- WHAT IS BEING ASKED
Look through the records and copy each line that has "update" in it.

Element data from apps and pages:
····················
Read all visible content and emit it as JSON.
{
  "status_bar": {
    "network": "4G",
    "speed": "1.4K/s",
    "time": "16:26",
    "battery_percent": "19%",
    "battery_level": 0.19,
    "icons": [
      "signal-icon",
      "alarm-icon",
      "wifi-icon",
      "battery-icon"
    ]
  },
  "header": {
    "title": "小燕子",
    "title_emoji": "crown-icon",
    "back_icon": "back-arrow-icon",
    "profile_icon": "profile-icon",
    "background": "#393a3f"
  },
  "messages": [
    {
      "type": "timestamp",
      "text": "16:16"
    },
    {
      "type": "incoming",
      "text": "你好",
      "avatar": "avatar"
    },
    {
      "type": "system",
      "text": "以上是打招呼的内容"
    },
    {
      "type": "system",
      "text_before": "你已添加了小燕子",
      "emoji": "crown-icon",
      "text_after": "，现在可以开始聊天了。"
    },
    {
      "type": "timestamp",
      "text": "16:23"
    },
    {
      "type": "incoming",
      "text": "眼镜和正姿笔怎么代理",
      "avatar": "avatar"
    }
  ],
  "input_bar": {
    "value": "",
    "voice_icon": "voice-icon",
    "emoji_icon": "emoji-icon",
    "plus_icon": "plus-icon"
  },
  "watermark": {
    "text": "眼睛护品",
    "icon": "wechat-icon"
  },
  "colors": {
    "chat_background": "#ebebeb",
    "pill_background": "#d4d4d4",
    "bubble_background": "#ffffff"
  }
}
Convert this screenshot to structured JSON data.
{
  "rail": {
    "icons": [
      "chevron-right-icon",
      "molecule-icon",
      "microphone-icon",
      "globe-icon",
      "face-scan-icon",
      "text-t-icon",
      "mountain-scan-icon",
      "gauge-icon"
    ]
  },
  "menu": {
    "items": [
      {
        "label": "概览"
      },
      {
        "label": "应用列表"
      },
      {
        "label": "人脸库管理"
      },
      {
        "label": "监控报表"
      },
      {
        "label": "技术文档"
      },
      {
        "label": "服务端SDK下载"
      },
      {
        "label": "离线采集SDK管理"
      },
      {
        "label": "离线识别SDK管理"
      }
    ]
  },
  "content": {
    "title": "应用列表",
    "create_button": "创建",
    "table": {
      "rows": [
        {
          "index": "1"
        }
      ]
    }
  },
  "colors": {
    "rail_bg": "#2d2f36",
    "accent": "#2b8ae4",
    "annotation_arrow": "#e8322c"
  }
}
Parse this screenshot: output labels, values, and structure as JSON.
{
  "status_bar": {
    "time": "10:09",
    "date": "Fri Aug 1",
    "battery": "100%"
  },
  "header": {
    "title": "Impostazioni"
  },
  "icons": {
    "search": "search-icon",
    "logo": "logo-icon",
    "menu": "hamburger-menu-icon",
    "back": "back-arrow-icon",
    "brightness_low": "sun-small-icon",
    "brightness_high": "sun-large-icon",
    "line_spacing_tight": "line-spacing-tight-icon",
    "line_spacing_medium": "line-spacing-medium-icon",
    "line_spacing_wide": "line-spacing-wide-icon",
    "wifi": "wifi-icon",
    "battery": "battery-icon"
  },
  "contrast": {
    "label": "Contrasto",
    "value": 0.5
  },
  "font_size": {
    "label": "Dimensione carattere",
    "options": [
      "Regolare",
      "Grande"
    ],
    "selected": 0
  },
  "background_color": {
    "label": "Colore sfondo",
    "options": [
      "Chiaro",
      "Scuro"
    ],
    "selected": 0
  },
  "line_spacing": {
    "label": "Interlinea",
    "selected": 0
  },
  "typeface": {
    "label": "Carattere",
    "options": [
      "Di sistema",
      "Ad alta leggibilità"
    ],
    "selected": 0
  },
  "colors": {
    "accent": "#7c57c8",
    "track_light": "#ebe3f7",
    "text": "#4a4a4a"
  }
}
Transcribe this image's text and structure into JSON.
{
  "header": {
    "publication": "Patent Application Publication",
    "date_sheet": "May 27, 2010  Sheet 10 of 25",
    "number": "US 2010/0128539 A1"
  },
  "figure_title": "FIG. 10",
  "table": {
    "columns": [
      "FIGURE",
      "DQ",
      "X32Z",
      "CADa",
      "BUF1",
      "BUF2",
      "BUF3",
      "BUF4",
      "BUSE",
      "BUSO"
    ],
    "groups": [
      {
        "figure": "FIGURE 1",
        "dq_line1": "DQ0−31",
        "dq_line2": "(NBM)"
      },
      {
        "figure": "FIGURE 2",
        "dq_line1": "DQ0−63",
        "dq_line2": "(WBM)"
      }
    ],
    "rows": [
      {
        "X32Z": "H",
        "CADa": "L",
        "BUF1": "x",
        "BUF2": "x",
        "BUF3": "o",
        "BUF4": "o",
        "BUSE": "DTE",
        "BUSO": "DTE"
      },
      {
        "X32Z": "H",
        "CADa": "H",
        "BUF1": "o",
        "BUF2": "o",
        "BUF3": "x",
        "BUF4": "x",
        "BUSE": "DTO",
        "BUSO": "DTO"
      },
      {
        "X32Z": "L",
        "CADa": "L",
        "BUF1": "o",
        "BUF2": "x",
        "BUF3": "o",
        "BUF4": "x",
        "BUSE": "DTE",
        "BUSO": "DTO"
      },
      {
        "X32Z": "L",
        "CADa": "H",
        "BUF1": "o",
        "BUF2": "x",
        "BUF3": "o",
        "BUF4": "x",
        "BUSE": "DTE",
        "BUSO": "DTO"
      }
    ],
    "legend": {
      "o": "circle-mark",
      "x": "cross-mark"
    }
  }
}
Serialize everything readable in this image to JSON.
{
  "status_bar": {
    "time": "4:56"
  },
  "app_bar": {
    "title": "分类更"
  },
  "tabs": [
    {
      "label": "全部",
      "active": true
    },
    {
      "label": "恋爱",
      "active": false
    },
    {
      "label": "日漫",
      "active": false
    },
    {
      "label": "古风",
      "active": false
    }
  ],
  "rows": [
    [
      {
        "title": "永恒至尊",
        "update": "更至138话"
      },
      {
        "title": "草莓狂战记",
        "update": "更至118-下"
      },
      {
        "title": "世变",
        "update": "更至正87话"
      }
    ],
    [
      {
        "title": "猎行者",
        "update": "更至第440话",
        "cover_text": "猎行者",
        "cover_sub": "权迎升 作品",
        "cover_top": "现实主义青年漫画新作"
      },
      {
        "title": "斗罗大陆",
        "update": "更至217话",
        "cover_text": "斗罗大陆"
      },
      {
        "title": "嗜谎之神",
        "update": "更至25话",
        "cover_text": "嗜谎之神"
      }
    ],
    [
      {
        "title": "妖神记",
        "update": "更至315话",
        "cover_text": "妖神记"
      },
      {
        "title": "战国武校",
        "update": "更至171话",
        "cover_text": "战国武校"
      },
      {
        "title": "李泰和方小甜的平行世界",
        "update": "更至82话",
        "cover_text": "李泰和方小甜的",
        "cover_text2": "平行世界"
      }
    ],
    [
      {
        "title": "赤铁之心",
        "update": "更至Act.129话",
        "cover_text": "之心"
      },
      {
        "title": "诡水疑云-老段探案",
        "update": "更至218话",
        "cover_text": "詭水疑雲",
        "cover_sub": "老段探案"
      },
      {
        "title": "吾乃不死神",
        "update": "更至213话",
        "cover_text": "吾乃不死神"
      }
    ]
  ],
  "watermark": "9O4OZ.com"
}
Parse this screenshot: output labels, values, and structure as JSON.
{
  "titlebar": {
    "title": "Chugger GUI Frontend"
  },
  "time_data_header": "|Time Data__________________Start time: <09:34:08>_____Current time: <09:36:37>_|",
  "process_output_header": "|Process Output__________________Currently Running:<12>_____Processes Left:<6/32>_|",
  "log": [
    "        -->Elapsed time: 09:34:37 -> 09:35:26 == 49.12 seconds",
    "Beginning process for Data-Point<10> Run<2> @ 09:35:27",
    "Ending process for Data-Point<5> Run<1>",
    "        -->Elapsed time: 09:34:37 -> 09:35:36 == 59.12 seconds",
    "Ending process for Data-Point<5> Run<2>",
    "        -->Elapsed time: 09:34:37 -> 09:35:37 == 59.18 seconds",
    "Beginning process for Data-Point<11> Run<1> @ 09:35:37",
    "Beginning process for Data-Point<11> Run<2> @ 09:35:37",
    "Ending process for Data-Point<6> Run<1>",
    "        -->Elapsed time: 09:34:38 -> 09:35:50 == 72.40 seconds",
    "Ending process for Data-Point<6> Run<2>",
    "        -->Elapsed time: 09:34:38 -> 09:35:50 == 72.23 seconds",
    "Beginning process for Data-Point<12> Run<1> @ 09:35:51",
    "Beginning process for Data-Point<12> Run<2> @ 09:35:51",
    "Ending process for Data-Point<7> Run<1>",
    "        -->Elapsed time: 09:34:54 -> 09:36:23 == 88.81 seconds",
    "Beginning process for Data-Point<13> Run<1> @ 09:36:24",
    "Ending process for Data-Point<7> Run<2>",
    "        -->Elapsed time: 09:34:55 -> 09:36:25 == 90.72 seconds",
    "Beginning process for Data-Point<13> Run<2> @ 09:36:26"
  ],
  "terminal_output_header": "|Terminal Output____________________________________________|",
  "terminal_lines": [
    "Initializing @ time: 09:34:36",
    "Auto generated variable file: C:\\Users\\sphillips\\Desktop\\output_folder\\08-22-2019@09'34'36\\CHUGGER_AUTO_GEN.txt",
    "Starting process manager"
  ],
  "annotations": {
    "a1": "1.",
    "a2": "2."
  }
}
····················
- FINISHED TASK
        "update": "更至138话"
        "update": "更至118-下"
        "update": "更至正87话"
        "update": "更至第440话",
        "update": "更至217话",
        "update": "更至25话",
        "update": "更至315话",
        "update": "更至171话",
        "update": "更至82话",
        "update": "更至Act.129话",
        "update": "更至218话",
        "update": "更至213话",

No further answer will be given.